EXERCISE PROMPT
Filter the material, keeping only lines with the word "query".

DATA EXTRACT
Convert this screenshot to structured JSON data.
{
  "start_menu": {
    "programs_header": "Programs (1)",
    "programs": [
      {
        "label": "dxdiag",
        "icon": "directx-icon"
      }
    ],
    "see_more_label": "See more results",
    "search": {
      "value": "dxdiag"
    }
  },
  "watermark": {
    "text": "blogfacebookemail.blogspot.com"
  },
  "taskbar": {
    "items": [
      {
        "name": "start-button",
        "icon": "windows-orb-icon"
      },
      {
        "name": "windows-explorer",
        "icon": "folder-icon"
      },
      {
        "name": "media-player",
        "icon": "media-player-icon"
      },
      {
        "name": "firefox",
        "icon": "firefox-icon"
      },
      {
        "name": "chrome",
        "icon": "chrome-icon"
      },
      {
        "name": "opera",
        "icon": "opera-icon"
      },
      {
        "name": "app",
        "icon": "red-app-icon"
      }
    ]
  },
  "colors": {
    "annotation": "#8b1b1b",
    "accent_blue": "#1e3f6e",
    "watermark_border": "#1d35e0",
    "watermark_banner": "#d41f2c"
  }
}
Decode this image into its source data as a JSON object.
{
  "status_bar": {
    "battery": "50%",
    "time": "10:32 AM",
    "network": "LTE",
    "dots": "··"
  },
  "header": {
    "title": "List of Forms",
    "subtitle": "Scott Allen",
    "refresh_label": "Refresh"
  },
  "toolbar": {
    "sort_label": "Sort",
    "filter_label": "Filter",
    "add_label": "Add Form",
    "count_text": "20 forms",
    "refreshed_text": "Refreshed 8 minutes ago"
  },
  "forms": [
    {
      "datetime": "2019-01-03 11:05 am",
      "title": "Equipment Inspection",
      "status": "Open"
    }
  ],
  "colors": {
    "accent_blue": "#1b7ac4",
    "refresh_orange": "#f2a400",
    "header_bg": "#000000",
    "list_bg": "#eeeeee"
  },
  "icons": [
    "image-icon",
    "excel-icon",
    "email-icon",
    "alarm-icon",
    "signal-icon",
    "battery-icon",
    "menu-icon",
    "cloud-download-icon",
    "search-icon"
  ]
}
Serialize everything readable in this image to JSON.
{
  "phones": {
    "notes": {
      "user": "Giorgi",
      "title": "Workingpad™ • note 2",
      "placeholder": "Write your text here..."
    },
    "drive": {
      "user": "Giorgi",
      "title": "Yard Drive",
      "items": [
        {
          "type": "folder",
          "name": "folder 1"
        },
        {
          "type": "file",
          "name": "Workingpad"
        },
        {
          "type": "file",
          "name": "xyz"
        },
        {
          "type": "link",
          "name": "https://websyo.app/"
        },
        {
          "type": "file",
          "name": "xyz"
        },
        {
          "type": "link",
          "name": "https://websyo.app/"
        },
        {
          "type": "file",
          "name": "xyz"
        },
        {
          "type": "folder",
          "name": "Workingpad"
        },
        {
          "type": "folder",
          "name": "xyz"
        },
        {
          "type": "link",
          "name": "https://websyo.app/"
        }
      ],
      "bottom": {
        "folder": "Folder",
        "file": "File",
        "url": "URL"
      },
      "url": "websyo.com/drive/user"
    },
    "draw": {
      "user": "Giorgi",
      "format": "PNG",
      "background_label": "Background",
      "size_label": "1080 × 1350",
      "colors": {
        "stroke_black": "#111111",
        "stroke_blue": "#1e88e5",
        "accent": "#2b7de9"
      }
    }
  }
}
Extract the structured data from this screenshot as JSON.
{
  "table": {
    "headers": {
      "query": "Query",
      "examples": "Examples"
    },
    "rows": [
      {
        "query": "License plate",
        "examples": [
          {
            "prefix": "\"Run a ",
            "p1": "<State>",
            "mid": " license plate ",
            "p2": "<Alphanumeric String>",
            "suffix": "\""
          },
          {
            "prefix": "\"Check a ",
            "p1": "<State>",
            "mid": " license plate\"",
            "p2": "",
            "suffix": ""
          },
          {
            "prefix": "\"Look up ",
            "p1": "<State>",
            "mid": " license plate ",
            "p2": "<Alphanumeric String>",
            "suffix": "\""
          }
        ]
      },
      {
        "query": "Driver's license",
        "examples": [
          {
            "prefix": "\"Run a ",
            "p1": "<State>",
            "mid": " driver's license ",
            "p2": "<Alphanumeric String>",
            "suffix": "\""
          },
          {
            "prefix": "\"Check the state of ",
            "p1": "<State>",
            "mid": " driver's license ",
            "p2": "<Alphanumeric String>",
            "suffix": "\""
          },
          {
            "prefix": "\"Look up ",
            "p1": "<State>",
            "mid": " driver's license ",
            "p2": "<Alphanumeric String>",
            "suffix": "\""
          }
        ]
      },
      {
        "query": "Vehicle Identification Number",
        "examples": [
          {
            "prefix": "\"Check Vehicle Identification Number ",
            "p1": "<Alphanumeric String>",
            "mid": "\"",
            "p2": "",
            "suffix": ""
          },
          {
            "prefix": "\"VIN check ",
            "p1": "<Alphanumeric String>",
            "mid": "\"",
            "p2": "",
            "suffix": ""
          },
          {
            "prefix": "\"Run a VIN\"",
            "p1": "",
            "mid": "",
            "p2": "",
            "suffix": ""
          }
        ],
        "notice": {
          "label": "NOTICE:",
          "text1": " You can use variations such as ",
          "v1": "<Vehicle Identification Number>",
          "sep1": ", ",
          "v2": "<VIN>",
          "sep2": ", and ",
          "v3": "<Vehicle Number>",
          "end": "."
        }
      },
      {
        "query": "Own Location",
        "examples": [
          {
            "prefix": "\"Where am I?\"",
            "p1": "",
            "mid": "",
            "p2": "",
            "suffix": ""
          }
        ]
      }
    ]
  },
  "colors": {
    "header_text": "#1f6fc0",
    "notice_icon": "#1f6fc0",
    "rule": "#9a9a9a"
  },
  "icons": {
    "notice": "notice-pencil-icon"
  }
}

TASK ANSWER
      "query": "Query",
        "query": "License plate",
        "query": "Driver's license",
        "query": "Vehicle Identification Number",
        "query": "Own Location",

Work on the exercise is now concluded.